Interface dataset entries

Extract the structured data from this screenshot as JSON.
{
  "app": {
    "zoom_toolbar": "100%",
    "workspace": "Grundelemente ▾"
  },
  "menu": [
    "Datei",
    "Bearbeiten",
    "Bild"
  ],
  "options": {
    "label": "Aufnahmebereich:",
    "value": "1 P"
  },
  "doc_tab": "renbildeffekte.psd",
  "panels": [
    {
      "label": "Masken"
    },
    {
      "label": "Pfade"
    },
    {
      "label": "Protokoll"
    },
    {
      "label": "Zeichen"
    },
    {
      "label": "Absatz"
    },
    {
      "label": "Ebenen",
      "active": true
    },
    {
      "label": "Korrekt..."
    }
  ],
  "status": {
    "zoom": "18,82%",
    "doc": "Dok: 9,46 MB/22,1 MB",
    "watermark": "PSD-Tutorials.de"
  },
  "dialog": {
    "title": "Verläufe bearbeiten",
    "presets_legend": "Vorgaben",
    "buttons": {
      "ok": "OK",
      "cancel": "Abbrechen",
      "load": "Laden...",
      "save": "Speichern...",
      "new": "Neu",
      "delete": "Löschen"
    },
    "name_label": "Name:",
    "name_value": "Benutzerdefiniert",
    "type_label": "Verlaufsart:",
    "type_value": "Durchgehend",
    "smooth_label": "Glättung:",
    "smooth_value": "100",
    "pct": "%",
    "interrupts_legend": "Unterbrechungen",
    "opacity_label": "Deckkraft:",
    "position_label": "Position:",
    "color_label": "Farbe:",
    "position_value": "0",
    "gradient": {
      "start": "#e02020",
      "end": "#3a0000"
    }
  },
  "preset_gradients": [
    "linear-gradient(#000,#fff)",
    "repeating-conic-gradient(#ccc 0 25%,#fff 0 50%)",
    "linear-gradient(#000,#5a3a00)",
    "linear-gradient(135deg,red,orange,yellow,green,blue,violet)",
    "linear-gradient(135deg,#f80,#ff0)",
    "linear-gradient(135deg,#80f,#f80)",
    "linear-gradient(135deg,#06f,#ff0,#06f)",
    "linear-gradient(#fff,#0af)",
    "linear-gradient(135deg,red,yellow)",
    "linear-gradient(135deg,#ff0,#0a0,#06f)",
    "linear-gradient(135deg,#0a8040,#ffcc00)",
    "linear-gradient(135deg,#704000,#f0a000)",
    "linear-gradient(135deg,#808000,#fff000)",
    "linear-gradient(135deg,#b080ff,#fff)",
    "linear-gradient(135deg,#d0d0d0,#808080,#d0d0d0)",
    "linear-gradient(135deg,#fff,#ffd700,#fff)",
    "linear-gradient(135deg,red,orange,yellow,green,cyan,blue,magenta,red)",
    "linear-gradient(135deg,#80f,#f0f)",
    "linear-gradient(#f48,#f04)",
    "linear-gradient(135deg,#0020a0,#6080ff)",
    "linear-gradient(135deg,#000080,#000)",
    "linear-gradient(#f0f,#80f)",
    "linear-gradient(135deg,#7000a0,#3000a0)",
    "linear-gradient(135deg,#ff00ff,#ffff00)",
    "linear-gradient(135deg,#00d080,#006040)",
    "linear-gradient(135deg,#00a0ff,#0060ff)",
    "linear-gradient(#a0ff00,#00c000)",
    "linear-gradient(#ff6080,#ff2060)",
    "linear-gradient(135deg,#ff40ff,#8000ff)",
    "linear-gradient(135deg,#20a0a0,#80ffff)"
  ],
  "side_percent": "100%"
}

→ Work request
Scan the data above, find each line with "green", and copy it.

→ Solution for this problem
    "linear-gradient(135deg,red,orange,yellow,green,blue,violet)",
    "linear-gradient(135deg,red,orange,yellow,green,cyan,blue,magenta,red)",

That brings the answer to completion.